Matt Garcia, the youngest city councilman elected in the state of California in November 2007, was 22 years old when he was shot and killed in Fairfield on Sept. 1, 2008, but that wasn’t the end of his story.
Teresa and Raymond Courtemanche, Matt Garcia’s mother and stepfather, help the volunteers set up tables and tents at the Starbuck’s on Texas Street on the last Saturday of the month year round for the Matt Garcia Foundation.
Source: Matt Garcia Foundation keeps namesake’s legacy alive, cleans up Fairfield’s downtown
The average school start time for California middle and high schools is 8:07 am and a proposal to push that back to 8:30 am for high schools, and move it up to 8 am for middle schools is getting closer to going to the Governor’s desk.
Senate Bill 328 passed the Senate Appropriations Committee Friday by a vote of 14-3.
Rural counties would be exempt from specified start times.Questions have been raised about the cost. Bill Analysis shows tens of millions of dollars statewide would need to come from the Proposition 98 General Fund. That money would go to districts t make changes to school transportation routes, and hire additional bus drivers. School districts would need an additional amount, projected in the low millions, to add staff both before and after school. Districts would also need hundreds of thousands of dollars for “additional workload associated with collectively bargaining work hours.”
Source: School Districts Could Need Millions Of Dollars If Plan To Push Back School Start Time Passes – CBS Sacramento
By Maggie Avants
More than 700 foster children, homeless students and students in need are starting the school year with a new backpack thanks to an outpouring of support from the community, according to the Solano County Office of Education. After collecting the backpacks through the annual countywide Stuff the Bus campaign, SCOE distributed them to Solano school districts, group homes and other organizations who work with foster youth, homeless and those in need.

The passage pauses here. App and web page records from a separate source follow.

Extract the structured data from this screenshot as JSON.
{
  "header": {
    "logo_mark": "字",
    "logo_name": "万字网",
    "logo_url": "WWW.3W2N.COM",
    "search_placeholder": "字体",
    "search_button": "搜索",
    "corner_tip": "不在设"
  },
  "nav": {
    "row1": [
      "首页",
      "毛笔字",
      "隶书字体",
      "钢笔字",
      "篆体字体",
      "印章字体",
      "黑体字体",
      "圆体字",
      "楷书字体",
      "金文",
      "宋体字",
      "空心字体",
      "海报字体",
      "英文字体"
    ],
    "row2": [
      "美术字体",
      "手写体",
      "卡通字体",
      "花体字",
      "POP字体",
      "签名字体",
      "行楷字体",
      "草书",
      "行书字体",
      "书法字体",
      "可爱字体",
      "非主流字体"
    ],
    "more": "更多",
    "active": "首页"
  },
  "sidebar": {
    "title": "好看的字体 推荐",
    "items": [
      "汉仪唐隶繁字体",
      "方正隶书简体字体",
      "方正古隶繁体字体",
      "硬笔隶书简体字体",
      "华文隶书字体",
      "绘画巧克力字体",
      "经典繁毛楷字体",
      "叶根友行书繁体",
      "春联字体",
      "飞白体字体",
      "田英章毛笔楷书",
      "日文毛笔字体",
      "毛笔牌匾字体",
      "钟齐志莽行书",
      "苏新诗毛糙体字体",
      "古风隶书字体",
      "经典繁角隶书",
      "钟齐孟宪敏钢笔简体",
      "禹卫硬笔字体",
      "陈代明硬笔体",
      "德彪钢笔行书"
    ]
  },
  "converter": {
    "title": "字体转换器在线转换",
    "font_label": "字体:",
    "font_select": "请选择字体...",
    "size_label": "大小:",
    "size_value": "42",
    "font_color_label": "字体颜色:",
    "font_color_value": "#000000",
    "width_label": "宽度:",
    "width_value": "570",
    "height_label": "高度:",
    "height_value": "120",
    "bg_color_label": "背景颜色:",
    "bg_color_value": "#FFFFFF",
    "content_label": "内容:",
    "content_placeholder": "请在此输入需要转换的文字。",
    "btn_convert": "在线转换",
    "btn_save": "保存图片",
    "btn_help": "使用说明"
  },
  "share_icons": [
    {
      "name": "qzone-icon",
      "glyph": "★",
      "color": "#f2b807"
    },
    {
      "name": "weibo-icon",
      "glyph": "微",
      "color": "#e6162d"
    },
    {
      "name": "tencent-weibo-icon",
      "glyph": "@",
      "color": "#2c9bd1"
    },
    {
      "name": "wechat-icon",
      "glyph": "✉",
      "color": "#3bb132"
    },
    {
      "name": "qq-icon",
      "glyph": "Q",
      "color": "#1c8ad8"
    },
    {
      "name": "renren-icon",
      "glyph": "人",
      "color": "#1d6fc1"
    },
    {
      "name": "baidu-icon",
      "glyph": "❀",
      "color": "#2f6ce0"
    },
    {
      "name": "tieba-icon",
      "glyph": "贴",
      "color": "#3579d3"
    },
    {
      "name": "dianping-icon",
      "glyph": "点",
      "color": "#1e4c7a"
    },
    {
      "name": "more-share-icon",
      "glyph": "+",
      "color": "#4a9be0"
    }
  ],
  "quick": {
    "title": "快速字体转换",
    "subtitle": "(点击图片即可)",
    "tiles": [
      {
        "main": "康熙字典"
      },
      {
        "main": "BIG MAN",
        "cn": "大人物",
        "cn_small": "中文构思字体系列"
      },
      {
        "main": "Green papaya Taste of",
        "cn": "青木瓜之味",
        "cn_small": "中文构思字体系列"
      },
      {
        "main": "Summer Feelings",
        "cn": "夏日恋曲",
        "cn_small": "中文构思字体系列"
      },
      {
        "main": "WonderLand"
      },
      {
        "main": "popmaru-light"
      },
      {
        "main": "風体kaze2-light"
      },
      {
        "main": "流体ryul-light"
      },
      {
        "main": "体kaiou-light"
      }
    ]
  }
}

“Thanks to the outpouring of local community members, SCOE was able to collect over 295 new backpacks during the campaign,” said Kimberly Govi, SCOE program manager and educational liaison.
Source: 700 Solano Homeless, Foster Youth Get New Backpacks For School | Benicia, CA Patch